Therefore, as soon as some rockets were launched towards Israel from southern Lebanon a few weeks ago, Netanyahu ordered the Israeli army to attack Gaza. The military attack on Gaza to ward off the “danger” of the Palestinian factions generally represents a meeting point between right-wing supporters and Netanyahu and his democratic and secular opponents. At the present moment, and after weeks of intense polarisation due to the “judicial reforms”, an optimal strategy is emerging to restore some societal consensus and salvage some of the popularity of the current government.

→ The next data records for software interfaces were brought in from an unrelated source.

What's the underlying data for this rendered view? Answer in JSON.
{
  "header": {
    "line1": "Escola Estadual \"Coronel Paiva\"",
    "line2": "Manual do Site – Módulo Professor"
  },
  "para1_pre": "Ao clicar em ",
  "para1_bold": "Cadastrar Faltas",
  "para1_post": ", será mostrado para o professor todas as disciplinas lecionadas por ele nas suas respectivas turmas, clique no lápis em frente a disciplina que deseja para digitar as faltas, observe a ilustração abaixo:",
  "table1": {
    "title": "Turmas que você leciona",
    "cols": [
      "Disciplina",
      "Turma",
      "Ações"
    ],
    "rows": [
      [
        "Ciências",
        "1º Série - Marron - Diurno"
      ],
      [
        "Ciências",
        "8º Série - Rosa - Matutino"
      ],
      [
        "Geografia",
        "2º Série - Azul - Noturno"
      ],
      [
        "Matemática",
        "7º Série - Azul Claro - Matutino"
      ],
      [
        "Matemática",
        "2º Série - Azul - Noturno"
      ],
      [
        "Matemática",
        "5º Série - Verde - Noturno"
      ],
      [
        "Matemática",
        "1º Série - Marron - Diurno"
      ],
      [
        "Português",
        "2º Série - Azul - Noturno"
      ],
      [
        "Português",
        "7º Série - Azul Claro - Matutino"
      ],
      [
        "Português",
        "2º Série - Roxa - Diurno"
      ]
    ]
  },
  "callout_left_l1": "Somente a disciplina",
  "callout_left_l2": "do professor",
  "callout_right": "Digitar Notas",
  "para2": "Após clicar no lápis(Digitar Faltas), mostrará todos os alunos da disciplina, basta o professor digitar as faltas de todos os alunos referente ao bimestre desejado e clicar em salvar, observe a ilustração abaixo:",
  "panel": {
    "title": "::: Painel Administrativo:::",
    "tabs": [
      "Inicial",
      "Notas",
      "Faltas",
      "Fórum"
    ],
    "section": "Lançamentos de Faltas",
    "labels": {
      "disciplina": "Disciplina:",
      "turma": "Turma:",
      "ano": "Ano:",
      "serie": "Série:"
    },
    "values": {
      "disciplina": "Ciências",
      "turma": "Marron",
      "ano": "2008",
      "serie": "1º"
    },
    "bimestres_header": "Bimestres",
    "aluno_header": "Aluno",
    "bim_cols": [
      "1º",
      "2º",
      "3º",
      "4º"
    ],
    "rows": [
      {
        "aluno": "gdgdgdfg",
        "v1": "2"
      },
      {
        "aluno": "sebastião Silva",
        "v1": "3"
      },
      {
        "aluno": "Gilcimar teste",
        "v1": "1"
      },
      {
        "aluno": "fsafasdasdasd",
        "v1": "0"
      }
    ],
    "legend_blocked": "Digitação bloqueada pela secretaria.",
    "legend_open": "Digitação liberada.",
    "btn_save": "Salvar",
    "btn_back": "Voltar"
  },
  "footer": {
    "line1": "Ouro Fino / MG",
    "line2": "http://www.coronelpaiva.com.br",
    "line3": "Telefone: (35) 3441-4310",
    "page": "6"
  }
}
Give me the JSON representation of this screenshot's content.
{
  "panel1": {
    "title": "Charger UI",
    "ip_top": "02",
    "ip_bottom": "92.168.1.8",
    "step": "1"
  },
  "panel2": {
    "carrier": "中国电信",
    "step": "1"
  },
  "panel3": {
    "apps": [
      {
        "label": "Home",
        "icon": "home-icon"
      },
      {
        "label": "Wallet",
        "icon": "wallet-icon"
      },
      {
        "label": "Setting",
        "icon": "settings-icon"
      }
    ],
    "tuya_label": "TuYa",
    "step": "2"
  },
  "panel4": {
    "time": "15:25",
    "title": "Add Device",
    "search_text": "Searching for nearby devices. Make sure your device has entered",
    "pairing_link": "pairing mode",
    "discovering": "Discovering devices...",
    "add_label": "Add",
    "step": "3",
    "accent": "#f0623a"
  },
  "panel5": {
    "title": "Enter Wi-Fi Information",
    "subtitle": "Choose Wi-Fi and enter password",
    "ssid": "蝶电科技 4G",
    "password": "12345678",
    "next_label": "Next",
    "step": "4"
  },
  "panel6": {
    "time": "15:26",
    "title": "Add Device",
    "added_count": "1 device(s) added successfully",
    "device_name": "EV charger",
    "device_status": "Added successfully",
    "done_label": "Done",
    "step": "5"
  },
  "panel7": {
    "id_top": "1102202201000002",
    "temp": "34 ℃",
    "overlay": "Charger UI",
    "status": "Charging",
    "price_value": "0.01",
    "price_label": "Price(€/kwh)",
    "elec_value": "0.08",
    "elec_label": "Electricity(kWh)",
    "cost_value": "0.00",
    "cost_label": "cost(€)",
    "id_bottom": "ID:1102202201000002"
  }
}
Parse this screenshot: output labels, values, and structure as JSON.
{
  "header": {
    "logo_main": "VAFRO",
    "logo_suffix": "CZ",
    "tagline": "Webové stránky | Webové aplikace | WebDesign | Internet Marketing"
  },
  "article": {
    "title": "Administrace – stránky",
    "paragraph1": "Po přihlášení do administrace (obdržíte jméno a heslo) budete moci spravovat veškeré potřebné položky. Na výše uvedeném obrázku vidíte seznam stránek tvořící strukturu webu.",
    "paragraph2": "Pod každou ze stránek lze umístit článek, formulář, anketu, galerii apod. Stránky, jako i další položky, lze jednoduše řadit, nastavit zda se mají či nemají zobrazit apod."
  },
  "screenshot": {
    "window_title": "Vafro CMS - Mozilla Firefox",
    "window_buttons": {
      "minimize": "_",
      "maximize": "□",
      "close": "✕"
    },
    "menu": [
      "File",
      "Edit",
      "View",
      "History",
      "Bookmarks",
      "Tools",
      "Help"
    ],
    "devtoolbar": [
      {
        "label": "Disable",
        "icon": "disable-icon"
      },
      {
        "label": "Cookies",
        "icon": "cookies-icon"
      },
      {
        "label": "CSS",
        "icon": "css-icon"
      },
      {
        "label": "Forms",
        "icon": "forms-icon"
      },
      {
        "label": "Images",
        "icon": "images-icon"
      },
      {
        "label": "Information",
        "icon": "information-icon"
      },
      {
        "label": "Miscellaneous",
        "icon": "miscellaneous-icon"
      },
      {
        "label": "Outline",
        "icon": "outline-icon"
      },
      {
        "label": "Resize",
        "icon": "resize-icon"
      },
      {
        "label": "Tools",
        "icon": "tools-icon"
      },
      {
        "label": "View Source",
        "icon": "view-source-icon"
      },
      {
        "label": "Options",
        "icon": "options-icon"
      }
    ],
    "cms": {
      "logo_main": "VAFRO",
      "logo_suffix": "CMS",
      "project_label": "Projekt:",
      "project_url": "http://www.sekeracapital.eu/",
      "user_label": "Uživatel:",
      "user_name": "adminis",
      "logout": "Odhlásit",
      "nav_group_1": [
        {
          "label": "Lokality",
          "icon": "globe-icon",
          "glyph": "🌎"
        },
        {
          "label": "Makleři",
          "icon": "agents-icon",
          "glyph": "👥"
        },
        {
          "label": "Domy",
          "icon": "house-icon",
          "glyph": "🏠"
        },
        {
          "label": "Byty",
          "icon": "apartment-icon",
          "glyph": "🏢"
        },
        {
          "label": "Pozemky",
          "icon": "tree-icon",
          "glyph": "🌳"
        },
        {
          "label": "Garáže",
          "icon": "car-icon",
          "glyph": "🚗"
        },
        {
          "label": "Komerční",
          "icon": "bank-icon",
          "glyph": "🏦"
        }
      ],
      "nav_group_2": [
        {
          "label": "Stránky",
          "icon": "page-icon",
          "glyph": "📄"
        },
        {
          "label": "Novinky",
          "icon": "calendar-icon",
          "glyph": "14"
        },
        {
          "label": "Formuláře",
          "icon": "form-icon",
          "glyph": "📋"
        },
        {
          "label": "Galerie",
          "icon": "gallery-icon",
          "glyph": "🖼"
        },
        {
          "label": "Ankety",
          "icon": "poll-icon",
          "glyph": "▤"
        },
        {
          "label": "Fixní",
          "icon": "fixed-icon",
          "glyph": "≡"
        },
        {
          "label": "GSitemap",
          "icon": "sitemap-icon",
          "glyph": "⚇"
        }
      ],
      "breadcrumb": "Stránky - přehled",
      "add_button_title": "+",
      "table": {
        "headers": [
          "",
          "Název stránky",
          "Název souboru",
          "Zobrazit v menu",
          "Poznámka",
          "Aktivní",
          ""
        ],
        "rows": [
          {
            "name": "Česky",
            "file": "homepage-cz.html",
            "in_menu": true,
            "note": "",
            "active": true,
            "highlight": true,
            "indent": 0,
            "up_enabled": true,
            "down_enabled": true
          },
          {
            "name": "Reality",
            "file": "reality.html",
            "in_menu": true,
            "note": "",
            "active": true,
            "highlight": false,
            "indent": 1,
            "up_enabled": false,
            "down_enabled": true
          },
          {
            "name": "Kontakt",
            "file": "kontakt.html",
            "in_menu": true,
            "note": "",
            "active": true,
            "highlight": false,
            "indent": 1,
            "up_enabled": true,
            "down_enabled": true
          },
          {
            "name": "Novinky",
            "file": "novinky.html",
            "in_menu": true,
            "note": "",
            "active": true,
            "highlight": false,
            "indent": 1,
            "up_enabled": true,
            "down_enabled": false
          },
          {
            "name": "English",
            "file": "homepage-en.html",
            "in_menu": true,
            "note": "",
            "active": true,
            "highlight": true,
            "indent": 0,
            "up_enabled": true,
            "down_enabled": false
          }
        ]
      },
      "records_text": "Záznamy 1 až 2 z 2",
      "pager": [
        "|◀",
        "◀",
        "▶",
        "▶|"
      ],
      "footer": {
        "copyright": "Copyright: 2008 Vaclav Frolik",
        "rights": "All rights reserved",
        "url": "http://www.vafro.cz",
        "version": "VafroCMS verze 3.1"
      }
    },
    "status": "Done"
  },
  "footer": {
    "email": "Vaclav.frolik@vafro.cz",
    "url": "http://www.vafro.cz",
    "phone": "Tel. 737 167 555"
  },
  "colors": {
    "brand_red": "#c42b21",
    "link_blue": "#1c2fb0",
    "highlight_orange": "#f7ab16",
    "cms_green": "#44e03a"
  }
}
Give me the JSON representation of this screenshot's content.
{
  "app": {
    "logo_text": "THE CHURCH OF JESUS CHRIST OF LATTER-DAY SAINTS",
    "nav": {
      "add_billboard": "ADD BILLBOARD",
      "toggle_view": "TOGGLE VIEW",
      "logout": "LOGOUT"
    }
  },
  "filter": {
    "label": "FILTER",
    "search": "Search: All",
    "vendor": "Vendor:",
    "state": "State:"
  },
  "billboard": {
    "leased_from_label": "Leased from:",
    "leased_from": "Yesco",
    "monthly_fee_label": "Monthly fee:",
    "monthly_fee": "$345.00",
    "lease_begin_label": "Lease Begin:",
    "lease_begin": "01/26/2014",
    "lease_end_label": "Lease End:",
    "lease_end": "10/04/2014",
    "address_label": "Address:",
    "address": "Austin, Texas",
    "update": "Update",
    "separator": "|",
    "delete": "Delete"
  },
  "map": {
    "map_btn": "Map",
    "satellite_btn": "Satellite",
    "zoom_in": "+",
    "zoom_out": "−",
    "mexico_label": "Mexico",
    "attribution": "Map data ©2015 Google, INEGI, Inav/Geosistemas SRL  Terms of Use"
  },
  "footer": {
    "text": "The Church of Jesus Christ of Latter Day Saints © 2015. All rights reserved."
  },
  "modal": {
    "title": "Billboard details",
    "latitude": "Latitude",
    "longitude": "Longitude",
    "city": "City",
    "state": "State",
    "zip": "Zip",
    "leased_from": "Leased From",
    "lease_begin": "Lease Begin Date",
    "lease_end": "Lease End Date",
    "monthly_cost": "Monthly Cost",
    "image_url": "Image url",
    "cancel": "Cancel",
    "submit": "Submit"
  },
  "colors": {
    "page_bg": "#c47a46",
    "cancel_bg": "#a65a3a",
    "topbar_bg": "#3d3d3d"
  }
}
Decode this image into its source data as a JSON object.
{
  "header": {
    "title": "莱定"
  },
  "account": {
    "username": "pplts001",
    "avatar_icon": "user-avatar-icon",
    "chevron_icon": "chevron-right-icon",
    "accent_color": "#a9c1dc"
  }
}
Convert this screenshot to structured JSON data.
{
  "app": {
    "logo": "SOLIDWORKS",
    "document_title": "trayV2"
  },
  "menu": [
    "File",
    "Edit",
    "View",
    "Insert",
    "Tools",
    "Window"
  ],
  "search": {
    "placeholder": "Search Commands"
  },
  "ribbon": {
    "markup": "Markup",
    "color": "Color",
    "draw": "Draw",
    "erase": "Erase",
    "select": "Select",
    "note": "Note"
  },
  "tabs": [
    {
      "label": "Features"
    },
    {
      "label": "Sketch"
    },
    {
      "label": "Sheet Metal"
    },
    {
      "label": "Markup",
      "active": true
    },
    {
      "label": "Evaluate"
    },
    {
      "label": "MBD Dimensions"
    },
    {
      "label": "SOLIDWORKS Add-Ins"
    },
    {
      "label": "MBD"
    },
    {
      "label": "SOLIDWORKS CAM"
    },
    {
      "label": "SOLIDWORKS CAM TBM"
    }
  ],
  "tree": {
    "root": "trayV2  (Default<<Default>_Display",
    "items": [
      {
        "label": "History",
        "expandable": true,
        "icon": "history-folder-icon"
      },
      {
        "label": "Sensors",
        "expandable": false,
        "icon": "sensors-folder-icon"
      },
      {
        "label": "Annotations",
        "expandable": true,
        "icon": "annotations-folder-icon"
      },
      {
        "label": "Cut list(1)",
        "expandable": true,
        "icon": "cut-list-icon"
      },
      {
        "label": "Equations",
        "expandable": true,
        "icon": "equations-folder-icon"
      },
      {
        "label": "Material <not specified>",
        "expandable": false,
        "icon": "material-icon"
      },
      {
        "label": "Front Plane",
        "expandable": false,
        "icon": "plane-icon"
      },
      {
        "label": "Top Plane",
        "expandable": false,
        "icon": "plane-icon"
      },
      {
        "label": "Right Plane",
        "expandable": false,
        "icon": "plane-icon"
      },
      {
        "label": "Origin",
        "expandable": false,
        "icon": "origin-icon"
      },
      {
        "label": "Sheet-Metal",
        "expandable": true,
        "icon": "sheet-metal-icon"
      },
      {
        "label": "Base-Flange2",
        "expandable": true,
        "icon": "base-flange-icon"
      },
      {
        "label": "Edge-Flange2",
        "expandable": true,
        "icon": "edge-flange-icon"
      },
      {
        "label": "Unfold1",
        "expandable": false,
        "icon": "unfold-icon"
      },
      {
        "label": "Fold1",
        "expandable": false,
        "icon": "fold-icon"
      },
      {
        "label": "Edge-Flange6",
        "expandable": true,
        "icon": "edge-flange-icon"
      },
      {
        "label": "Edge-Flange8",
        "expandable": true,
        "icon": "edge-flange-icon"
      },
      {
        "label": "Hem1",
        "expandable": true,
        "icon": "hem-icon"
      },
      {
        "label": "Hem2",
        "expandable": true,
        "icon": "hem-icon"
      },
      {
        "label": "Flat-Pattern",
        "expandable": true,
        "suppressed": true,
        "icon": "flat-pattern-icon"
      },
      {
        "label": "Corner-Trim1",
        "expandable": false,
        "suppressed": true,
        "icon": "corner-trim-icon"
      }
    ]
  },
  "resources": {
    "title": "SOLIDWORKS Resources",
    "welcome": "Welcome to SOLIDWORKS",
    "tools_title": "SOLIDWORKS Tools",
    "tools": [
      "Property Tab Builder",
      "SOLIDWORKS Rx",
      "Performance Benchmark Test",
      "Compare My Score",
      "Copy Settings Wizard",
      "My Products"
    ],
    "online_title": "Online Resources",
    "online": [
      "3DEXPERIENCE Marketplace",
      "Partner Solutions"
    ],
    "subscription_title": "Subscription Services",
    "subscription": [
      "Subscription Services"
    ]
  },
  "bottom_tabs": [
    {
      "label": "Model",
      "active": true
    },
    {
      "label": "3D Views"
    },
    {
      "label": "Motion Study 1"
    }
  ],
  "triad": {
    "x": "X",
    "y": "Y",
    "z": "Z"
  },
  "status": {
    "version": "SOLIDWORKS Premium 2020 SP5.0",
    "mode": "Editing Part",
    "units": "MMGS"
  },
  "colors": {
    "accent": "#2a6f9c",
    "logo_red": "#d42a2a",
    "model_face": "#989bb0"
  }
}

Netanyahu, Ben-Gvir, Smotrich and their allies are taking advantage of the democratic, secular and progressive left-wing that combines the audacity of defending the balance of powers and the rule of law and support for the attack on Gaza and the use of excessive force against it. It also combines the concern for the rights and freedoms of Jewish citizens and the acceptance of the complete abolition of the rights and freedoms of Palestinians inside the 1948 borders and in Jerusalem and the West Bank, where they are legally and politically marginalised in the former, and facing settlers and the crimes of expulsion and displacement in the latter.
In other words, as long as Israeli society, with its secularists, progressives and protectors of liberal democracy on the one hand, and its extreme religious right, settler groups and the traditional right-wing elite that are willing to join forces with the devil to stay in power on the other, accepts the continuation of the occupation, settlement, siege and the abolition of rights and freedoms of Palestinians, the right-wing will continue to rise and its efforts to push for the Jewishness of Israel and the crisis of liberal democratic institutions and the rule of law will continue.
Accepting occupation, settlement, assaults and storming of Al-Aqsa as normal matters creates a societal and political environment ready to accommodate extremist ideology and its various consequences. This includes abolishing the independence of the judiciary to changing school and university education systems, the exclusion of secular and progressive Jews and adopting apartheid as the sole policy towards all Palestinians whether inside the 1948 borders or in the territories occupied in 1967.
This article appeared in Arabic in Arabi21 on 4 July 2023
The views expressed in this article belong to the author and do not necessarily reflect the editorial policy of Middle East Monitor.